Directions for this task: Copy the listing below in full, exactly as given.
____
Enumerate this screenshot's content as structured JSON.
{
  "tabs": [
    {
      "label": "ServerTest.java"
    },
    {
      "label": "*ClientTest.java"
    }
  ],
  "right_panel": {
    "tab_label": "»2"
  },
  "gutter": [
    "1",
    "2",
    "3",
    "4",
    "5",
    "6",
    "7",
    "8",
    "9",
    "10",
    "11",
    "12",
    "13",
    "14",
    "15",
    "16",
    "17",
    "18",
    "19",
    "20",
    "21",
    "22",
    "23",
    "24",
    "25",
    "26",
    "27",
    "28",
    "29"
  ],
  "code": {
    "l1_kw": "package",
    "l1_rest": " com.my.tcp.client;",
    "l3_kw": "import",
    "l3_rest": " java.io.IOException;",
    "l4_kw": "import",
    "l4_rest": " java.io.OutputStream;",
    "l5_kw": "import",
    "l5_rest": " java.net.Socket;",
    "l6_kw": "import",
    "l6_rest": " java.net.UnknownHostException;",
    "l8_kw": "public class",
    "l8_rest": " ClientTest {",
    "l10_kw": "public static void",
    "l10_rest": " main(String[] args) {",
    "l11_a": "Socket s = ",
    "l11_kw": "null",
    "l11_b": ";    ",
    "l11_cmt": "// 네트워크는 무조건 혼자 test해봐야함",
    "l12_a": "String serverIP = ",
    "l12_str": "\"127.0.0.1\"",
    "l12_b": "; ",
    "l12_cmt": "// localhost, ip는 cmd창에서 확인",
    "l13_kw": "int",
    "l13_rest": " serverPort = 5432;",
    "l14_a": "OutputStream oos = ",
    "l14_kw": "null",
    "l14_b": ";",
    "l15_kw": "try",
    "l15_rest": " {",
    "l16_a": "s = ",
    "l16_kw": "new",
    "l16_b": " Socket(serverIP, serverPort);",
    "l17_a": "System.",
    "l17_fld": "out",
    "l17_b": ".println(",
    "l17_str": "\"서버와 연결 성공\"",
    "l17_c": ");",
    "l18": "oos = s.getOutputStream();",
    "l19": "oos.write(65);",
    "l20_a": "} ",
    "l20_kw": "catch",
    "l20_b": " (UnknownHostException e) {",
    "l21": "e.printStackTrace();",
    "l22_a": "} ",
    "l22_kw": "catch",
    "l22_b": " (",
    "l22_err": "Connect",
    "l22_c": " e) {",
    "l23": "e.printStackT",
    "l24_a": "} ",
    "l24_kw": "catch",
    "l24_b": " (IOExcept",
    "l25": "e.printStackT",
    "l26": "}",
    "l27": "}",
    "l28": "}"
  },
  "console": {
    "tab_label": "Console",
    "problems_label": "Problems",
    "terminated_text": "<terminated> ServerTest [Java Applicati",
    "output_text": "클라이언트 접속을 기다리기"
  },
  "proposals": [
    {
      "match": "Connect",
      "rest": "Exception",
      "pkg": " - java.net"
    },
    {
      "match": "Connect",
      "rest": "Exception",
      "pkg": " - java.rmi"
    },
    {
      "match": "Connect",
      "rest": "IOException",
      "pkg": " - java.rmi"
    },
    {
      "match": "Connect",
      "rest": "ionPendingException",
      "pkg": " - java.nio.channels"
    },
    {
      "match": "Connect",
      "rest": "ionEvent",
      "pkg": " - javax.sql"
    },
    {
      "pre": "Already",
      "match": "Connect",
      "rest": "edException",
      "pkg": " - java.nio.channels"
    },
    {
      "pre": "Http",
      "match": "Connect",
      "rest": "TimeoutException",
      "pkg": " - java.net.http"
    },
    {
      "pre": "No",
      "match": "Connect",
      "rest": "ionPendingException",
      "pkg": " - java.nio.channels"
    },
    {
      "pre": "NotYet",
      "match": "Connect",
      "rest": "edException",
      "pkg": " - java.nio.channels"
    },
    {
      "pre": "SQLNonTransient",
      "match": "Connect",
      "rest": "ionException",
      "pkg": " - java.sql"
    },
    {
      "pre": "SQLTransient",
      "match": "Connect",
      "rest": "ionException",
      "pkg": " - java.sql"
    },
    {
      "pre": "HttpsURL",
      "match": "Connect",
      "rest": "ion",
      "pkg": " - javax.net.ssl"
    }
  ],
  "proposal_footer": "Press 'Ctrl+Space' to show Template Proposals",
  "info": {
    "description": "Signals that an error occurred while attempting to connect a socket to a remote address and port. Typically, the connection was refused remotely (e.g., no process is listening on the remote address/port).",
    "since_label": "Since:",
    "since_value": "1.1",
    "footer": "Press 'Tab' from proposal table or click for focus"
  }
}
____
Solution for this task:
Enumerate this screenshot's content as structured JSON.
{
  "tabs": [
    {
      "label": "ServerTest.java"
    },
    {
      "label": "*ClientTest.java"
    }
  ],
  "right_panel": {
    "tab_label": "»2"
  },
  "gutter": [
    "1",
    "2",
    "3",
    "4",
    "5",
    "6",
    "7",
    "8",
    "9",
    "10",
    "11",
    "12",
    "13",
    "14",
    "15",
    "16",
    "17",
    "18",
    "19",
    "20",
    "21",
    "22",
    "23",
    "24",
    "25",
    "26",
    "27",
    "28",
    "29"
  ],
  "code": {
    "l1_kw": "package",
    "l1_rest": " com.my.tcp.client;",
    "l3_kw": "import",
    "l3_rest": " java.io.IOException;",
    "l4_kw": "import",
    "l4_rest": " java.io.OutputStream;",
    "l5_kw": "import",
    "l5_rest": " java.net.Socket;",
    "l6_kw": "import",
    "l6_rest": " java.net.UnknownHostException;",
    "l8_kw": "public class",
    "l8_rest": " ClientTest {",
    "l10_kw": "public static void",
    "l10_rest": " main(String[] args) {",
    "l11_a": "Socket s = ",
    "l11_kw": "null",
    "l11_b": ";    ",
    "l11_cmt": "// 네트워크는 무조건 혼자 test해봐야함",
    "l12_a": "String serverIP = ",
    "l12_str": "\"127.0.0.1\"",
    "l12_b": "; ",
    "l12_cmt": "// localhost, ip는 cmd창에서 확인",
    "l13_kw": "int",
    "l13_rest": " serverPort = 5432;",
    "l14_a": "OutputStream oos = ",
    "l14_kw": "null",
    "l14_b": ";",
    "l15_kw": "try",
    "l15_rest": " {",
    "l16_a": "s = ",
    "l16_kw": "new",
    "l16_b": " Socket(serverIP, serverPort);",
    "l17_a": "System.",
    "l17_fld": "out",
    "l17_b": ".println(",
    "l17_str": "\"서버와 연결 성공\"",
    "l17_c": ");",
    "l18": "oos = s.getOutputStream();",
    "l19": "oos.write(65);",
    "l20_a": "} ",
    "l20_kw": "catch",
    "l20_b": " (UnknownHostException e) {",
    "l21": "e.printStackTrace();",
    "l22_a": "} ",
    "l22_kw": "catch",
    "l22_b": " (",
    "l22_err": "Connect",
    "l22_c": " e) {",
    "l23": "e.printStackT",
    "l24_a": "} ",
    "l24_kw": "catch",
    "l24_b": " (IOExcept",
    "l25": "e.printStackT",
    "l26": "}",
    "l27": "}",
    "l28": "}"
  },
  "console": {
    "tab_label": "Console",
    "problems_label": "Problems",
    "terminated_text": "<terminated> ServerTest [Java Applicati",
    "output_text": "클라이언트 접속을 기다리기"
  },
  "proposals": [
    {
      "match": "Connect",
      "rest": "Exception",
      "pkg": " - java.net"
    },
    {
      "match": "Connect",
      "rest": "Exception",
      "pkg": " - java.rmi"
    },
    {
      "match": "Connect",
      "rest": "IOException",
      "pkg": " - java.rmi"
    },
    {
      "match": "Connect",
      "rest": "ionPendingException",
      "pkg": " - java.nio.channels"
    },
    {
      "match": "Connect",
      "rest": "ionEvent",
      "pkg": " - javax.sql"
    },
    {
      "pre": "Already",
      "match": "Connect",
      "rest": "edException",
      "pkg": " - java.nio.channels"
    },
    {
      "pre": "Http",
      "match": "Connect",
      "rest": "TimeoutException",
      "pkg": " - java.net.http"
    },
    {
      "pre": "No",
      "match": "Connect",
      "rest": "ionPendingException",
      "pkg": " - java.nio.channels"
    },
    {
      "pre": "NotYet",
      "match": "Connect",
      "rest": "edException",
      "pkg": " - java.nio.channels"
    },
    {
      "pre": "SQLNonTransient",
      "match": "Connect",
      "rest": "ionException",
      "pkg": " - java.sql"
    },
    {
      "pre": "SQLTransient",
      "match": "Connect",
      "rest": "ionException",
      "pkg": " - java.sql"
    },
    {
      "pre": "HttpsURL",
      "match": "Connect",
      "rest": "ion",
      "pkg": " - javax.net.ssl"
    }
  ],
  "proposal_footer": "Press 'Ctrl+Space' to show Template Proposals",
  "info": {
    "description": "Signals that an error occurred while attempting to connect a socket to a remote address and port. Typically, the connection was refused remotely (e.g., no process is listening on the remote address/port).",
    "since_label": "Since:",
    "since_value": "1.1",
    "footer": "Press 'Tab' from proposal table or click for focus"
  }
}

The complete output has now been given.